Task directions: Please restate every record below word for word.

[[ Records provided open ]]

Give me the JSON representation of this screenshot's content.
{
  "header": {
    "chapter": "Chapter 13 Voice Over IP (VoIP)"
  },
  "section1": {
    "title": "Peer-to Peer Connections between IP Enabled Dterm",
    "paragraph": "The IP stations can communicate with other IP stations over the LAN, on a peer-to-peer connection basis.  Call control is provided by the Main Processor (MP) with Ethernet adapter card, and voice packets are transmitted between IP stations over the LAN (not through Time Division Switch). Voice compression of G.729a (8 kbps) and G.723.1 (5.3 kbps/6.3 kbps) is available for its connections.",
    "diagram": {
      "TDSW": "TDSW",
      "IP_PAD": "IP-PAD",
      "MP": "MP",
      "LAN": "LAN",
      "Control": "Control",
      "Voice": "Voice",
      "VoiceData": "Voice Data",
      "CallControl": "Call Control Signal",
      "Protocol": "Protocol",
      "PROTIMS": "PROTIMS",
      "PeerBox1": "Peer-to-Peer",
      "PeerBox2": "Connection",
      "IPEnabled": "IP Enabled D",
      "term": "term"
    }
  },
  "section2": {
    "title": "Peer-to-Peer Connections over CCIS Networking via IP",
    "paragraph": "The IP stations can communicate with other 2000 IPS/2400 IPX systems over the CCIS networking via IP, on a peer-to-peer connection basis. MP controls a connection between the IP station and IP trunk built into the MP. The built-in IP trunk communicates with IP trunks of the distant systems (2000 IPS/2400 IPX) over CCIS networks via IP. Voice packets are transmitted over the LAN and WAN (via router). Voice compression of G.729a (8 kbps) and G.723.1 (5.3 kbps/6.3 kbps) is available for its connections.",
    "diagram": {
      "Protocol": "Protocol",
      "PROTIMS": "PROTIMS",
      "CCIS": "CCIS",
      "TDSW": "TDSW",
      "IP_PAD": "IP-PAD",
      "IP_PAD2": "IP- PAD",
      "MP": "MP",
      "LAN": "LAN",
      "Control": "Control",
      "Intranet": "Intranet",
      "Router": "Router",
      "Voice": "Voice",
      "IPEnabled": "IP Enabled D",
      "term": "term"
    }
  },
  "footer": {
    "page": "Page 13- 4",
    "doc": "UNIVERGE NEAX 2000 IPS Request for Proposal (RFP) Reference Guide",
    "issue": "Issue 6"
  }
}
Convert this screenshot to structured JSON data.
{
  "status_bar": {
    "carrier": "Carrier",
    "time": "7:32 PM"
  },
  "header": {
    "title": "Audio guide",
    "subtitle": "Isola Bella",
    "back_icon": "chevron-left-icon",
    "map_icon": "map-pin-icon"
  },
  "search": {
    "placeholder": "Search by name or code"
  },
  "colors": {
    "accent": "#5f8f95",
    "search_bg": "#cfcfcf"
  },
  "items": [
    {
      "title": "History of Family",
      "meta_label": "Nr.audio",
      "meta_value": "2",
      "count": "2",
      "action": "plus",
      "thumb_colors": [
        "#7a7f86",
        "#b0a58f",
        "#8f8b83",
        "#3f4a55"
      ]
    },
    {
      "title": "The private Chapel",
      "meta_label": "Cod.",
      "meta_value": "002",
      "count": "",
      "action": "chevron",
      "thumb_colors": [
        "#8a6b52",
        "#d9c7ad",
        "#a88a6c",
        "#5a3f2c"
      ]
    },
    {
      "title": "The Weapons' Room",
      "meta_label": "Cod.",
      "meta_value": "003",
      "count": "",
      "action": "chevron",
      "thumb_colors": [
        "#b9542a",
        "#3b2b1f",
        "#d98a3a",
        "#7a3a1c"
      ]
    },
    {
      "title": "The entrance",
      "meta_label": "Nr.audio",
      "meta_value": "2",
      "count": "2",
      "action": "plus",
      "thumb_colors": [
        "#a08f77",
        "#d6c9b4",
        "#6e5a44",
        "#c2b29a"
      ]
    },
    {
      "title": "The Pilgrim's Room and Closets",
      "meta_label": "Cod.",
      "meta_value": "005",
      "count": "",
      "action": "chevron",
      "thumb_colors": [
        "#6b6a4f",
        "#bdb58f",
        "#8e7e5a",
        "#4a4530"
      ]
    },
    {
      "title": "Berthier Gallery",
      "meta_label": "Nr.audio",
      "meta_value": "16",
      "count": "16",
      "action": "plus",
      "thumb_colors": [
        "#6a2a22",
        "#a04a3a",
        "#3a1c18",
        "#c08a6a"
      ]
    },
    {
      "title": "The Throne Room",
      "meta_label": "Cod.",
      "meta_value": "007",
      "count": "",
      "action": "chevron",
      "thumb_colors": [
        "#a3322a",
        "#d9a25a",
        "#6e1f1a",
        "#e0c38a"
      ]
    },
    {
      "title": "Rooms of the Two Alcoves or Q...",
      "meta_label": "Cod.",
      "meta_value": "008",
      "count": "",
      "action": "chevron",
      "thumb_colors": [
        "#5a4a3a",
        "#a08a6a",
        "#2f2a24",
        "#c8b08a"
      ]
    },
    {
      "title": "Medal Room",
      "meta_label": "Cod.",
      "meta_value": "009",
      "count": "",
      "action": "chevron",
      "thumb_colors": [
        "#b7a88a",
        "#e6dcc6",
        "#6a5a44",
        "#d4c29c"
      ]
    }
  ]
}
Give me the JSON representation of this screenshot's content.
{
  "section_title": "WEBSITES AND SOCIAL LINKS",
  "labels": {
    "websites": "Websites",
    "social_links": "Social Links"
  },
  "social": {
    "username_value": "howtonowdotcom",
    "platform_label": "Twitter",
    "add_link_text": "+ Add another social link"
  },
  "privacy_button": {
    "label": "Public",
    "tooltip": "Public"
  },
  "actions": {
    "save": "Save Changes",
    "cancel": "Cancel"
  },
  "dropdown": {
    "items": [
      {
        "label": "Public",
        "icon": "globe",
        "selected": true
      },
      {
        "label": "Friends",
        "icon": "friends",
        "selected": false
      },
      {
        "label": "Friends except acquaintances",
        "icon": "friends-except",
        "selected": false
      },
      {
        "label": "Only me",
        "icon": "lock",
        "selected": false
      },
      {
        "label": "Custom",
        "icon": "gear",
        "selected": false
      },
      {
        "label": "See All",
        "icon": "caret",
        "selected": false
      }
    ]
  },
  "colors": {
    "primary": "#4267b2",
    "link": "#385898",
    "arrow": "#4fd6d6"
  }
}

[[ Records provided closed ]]

Answer section:
Give me the JSON representation of this screenshot's content.
{
  "header": {
    "chapter": "Chapter 13 Voice Over IP (VoIP)"
  },
  "section1": {
    "title": "Peer-to Peer Connections between IP Enabled Dterm",
    "paragraph": "The IP stations can communicate with other IP stations over the LAN, on a peer-to-peer connection basis.  Call control is provided by the Main Processor (MP) with Ethernet adapter card, and voice packets are transmitted between IP stations over the LAN (not through Time Division Switch). Voice compression of G.729a (8 kbps) and G.723.1 (5.3 kbps/6.3 kbps) is available for its connections.",
    "diagram": {
      "TDSW": "TDSW",
      "IP_PAD": "IP-PAD",
      "MP": "MP",
      "LAN": "LAN",
      "Control": "Control",
      "Voice": "Voice",
      "VoiceData": "Voice Data",
      "CallControl": "Call Control Signal",
      "Protocol": "Protocol",
      "PROTIMS": "PROTIMS",
      "PeerBox1": "Peer-to-Peer",
      "PeerBox2": "Connection",
      "IPEnabled": "IP Enabled D",
      "term": "term"
    }
  },
  "section2": {
    "title": "Peer-to-Peer Connections over CCIS Networking via IP",
    "paragraph": "The IP stations can communicate with other 2000 IPS/2400 IPX systems over the CCIS networking via IP, on a peer-to-peer connection basis. MP controls a connection between the IP station and IP trunk built into the MP. The built-in IP trunk communicates with IP trunks of the distant systems (2000 IPS/2400 IPX) over CCIS networks via IP. Voice packets are transmitted over the LAN and WAN (via router). Voice compression of G.729a (8 kbps) and G.723.1 (5.3 kbps/6.3 kbps) is available for its connections.",
    "diagram": {
      "Protocol": "Protocol",
      "PROTIMS": "PROTIMS",
      "CCIS": "CCIS",
      "TDSW": "TDSW",
      "IP_PAD": "IP-PAD",
      "IP_PAD2": "IP- PAD",
      "MP": "MP",
      "LAN": "LAN",
      "Control": "Control",
      "Intranet": "Intranet",
      "Router": "Router",
      "Voice": "Voice",
      "IPEnabled": "IP Enabled D",
      "term": "term"
    }
  },
  "footer": {
    "page": "Page 13- 4",
    "doc": "UNIVERGE NEAX 2000 IPS Request for Proposal (RFP) Reference Guide",
    "issue": "Issue 6"
  }
}
Convert this screenshot to structured JSON data.
{
  "status_bar": {
    "carrier": "Carrier",
    "time": "7:32 PM"
  },
  "header": {
    "title": "Audio guide",
    "subtitle": "Isola Bella",
    "back_icon": "chevron-left-icon",
    "map_icon": "map-pin-icon"
  },
  "search": {
    "placeholder": "Search by name or code"
  },
  "colors": {
    "accent": "#5f8f95",
    "search_bg": "#cfcfcf"
  },
  "items": [
    {
      "title": "History of Family",
      "meta_label": "Nr.audio",
      "meta_value": "2",
      "count": "2",
      "action": "plus",
      "thumb_colors": [
        "#7a7f86",
        "#b0a58f",
        "#8f8b83",
        "#3f4a55"
      ]
    },
    {
      "title": "The private Chapel",
      "meta_label": "Cod.",
      "meta_value": "002",
      "count": "",
      "action": "chevron",
      "thumb_colors": [
        "#8a6b52",
        "#d9c7ad",
        "#a88a6c",
        "#5a3f2c"
      ]
    },
    {
      "title": "The Weapons' Room",
      "meta_label": "Cod.",
      "meta_value": "003",
      "count": "",
      "action": "chevron",
      "thumb_colors": [
        "#b9542a",
        "#3b2b1f",
        "#d98a3a",
        "#7a3a1c"
      ]
    },
    {
      "title": "The entrance",
      "meta_label": "Nr.audio",
      "meta_value": "2",
      "count": "2",
      "action": "plus",
      "thumb_colors": [
        "#a08f77",
        "#d6c9b4",
        "#6e5a44",
        "#c2b29a"
      ]
    },
    {
      "title": "The Pilgrim's Room and Closets",
      "meta_label": "Cod.",
      "meta_value": "005",
      "count": "",
      "action": "chevron",
      "thumb_colors": [
        "#6b6a4f",
        "#bdb58f",
        "#8e7e5a",
        "#4a4530"
      ]
    },
    {
      "title": "Berthier Gallery",
      "meta_label": "Nr.audio",
      "meta_value": "16",
      "count": "16",
      "action": "plus",
      "thumb_colors": [
        "#6a2a22",
        "#a04a3a",
        "#3a1c18",
        "#c08a6a"
      ]
    },
    {
      "title": "The Throne Room",
      "meta_label": "Cod.",
      "meta_value": "007",
      "count": "",
      "action": "chevron",
      "thumb_colors": [
        "#a3322a",
        "#d9a25a",
        "#6e1f1a",
        "#e0c38a"
      ]
    },
    {
      "title": "Rooms of the Two Alcoves or Q...",
      "meta_label": "Cod.",
      "meta_value": "008",
      "count": "",
      "action": "chevron",
      "thumb_colors": [
        "#5a4a3a",
        "#a08a6a",
        "#2f2a24",
        "#c8b08a"
      ]
    },
    {
      "title": "Medal Room",
      "meta_label": "Cod.",
      "meta_value": "009",
      "count": "",
      "action": "chevron",
      "thumb_colors": [
        "#b7a88a",
        "#e6dcc6",
        "#6a5a44",
        "#d4c29c"
      ]
    }
  ]
}
Give me the JSON representation of this screenshot's content.
{
  "section_title": "WEBSITES AND SOCIAL LINKS",
  "labels": {
    "websites": "Websites",
    "social_links": "Social Links"
  },
  "social": {
    "username_value": "howtonowdotcom",
    "platform_label": "Twitter",
    "add_link_text": "+ Add another social link"
  },
  "privacy_button": {
    "label": "Public",
    "tooltip": "Public"
  },
  "actions": {
    "save": "Save Changes",
    "cancel": "Cancel"
  },
  "dropdown": {
    "items": [
      {
        "label": "Public",
        "icon": "globe",
        "selected": true
      },
      {
        "label": "Friends",
        "icon": "friends",
        "selected": false
      },
      {
        "label": "Friends except acquaintances",
        "icon": "friends-except",
        "selected": false
      },
      {
        "label": "Only me",
        "icon": "lock",
        "selected": false
      },
      {
        "label": "Custom",
        "icon": "gear",
        "selected": false
      },
      {
        "label": "See All",
        "icon": "caret",
        "selected": false
      }
    ]
  },
  "colors": {
    "primary": "#4267b2",
    "link": "#385898",
    "arrow": "#4fd6d6"
  }
}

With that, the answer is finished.